The main nest young male bird has fledged successfully and after giving us all quite a worry last week when he hadn’t been seen for five days. We were pleased to receive the first of the satellite data from his transmitter and find out what he has been up to.

It would seem that he took a few earlier flights than we had originally thought and had left the nest and perched in some nearby trees from 20th July onwards. The rest of the data shows that the bird was mostly sitting in trees close by but not on the actual nest, he has spent time flitting from tree to tree and then he became a little bolder and moved along to a further row of conifers opposite his nest site. On 2nd August he took his most daring excursion and flew across the forest and along the front edge of a plantation and roosted in conifers above the burn.

Return to the nest

On Monday 10th August both of his parents were back at the nest and could be seen on the live camera. White leg SS kept himself busy by moving sticks around and having a general tidy up, while his partner sat on the left hand perch squawking. She kept this up for a good while and SS ignored her. She seemed to be begging for food but he didn’t have any. When we receive the next batch of satellite data from FX9, their son, it will be interesting to find out if he was close by when the parents were there. Perhaps his dad had given him a fish which he was eating nearby and this was why his mum was so clearly put out.

There are long periods when the nest is empty now and with only one youngster, there seems to be less need to use the nest for dining now that he is capable of flight.

Osprey visitors

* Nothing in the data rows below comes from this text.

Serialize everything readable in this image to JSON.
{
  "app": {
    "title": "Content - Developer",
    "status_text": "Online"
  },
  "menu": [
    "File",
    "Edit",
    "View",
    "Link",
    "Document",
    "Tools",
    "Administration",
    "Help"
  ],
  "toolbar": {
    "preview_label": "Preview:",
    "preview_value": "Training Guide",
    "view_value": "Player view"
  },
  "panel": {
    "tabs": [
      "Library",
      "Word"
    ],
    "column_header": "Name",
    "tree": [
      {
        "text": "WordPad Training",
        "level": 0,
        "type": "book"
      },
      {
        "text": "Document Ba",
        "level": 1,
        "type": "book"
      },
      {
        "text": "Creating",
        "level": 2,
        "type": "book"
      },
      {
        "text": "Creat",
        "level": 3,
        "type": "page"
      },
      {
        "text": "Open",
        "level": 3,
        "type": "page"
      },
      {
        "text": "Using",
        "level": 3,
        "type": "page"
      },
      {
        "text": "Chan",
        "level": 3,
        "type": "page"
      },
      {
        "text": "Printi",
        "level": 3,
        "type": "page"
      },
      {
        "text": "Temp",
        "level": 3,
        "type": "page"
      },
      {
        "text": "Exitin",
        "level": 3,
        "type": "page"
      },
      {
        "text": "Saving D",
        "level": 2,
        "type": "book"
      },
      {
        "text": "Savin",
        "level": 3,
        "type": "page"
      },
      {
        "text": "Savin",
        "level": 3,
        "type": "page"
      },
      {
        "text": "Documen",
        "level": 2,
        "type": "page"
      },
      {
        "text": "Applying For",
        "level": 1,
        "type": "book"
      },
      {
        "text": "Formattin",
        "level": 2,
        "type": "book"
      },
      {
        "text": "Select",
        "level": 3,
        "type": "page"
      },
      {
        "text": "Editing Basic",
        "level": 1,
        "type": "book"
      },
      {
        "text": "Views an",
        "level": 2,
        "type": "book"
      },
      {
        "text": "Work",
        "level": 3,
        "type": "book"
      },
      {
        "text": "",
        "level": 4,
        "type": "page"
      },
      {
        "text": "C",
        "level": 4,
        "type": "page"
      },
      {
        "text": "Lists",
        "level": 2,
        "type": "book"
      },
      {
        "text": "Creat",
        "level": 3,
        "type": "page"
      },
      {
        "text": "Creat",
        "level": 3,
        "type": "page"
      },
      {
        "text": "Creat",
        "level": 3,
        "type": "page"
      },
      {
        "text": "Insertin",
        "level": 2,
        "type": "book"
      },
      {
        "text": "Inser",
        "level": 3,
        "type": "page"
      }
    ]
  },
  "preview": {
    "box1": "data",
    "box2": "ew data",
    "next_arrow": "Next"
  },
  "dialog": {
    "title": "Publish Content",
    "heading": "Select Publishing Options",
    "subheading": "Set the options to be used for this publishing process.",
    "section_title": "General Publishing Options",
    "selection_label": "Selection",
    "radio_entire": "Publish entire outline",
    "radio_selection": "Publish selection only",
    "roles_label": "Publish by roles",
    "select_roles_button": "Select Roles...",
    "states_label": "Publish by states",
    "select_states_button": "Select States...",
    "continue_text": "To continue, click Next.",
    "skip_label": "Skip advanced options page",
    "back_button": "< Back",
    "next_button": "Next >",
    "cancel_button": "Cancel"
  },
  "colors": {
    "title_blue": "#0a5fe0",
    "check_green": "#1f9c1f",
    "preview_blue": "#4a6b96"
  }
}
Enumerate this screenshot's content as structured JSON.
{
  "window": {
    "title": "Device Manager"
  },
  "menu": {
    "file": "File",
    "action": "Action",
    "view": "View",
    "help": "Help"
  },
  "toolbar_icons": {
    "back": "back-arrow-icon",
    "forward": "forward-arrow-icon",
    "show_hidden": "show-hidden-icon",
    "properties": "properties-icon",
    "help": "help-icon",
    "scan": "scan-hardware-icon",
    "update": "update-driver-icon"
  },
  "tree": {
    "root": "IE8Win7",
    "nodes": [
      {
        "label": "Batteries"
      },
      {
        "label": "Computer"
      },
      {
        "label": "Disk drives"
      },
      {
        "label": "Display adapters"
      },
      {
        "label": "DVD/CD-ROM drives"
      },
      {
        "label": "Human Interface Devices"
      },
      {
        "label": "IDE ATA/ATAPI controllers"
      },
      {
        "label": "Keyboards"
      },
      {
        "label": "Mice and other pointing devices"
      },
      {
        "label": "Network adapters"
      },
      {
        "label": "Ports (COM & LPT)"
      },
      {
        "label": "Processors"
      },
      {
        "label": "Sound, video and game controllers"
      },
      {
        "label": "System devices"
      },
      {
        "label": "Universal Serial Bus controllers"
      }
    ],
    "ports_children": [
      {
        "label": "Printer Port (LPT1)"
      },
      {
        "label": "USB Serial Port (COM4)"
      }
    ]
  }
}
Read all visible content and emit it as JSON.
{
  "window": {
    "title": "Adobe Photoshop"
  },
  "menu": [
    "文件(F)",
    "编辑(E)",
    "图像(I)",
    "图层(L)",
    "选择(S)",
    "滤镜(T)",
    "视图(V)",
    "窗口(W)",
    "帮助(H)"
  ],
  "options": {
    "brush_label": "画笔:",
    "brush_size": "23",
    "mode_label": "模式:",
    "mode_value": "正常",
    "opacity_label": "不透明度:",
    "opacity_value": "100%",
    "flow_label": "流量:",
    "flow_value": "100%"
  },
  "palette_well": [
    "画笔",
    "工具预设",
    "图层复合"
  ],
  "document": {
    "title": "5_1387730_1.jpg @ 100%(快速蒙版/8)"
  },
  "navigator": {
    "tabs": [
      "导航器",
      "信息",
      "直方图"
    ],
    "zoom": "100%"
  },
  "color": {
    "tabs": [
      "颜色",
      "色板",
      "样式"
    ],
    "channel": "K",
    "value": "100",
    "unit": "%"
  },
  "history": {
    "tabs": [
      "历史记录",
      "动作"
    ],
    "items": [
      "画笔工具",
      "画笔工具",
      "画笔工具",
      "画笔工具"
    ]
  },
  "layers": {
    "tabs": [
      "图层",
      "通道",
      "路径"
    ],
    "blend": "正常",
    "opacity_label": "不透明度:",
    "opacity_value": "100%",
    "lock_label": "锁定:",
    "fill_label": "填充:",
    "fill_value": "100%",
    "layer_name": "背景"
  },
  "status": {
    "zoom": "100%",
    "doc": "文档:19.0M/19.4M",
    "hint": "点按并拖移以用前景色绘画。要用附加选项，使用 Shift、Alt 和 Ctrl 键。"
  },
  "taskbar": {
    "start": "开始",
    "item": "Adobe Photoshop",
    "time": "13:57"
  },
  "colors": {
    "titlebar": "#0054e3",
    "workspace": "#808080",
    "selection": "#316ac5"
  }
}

David (one of the volunteers on duty on Monday) reported that two intruder ospreys came on to the nest site at about 4.10pm and stayed until after 5pm. He was able to record some film footage of the birds and it was interesting, as there was an un-ringed adult female with very distinct white markings on the wings with a blue ringed adult male. The female was beseeching food from the male bird. The male had a half-eaten fish in his talons and was on the perch to the left of the nest. She was sitting in the nest and calling repeatedly to him. Unfortunately his blue leg ring could only be seen from the join and couldn’t be read but it had three digits. It was definitely not this year’s juvenile male though.

Migration time

As the summer draws to an end the ospreys will be starting to get ready for their long migration flight. The female adult is usually the first to go, breaking up the family unit and leaving her young behind and the male will stay with the young adult a while longer until he too will take off for his solo journey.

A summary of FK8’s migration last year

Last year the satellite tagged young female stayed in the Tweed Valley area until 7th September. She had made a few bolder excursions out of the valley to get her bearings and then just after 9.30am on 7th September she took off and flew directly to Carlisle. She went south over the Lake District, reaching the Duddon Estuary by 1.30pm, then she crossed the Irish Sea into Liverpool Bay and flew up the Dee Estuary, where she continued into North Wales and stopped to roost overnight at 17.52pm near Llanidloes. She set off the next morning at 6.56am, flew across Wales, crossed the Bristol Channel and roosted in Plymouth overnight. She left the UK mainland the next day and flew through the day and all night to cross the Bay of Biscay and reached Spain at just after 3am. The final part of that flight was slow and at just 1 metre above sea level. She must have been so tired and hungry. She continued on through Spain on shorter flights through the day and roosting at night until reaching Portugal on 14th September. After exploring the whole of the coastal area of the Algarve, she finally settled for the winter around the River Arade in the Portimao area of Portugal. She has spent the whole of the summer of this year in Portugal too.

FX9’s migration journey will be followed soon

We are looking forward to receiving the full data from this year’s satellite tagged bird from the main nest and it will be interesting to find out whether he will go to Africa, as we believe most migrating birds do, or whether he will choose Portugal as his wintering quarters.

sat nav chick main nest FX9 2015

Thanks for reading,

Diane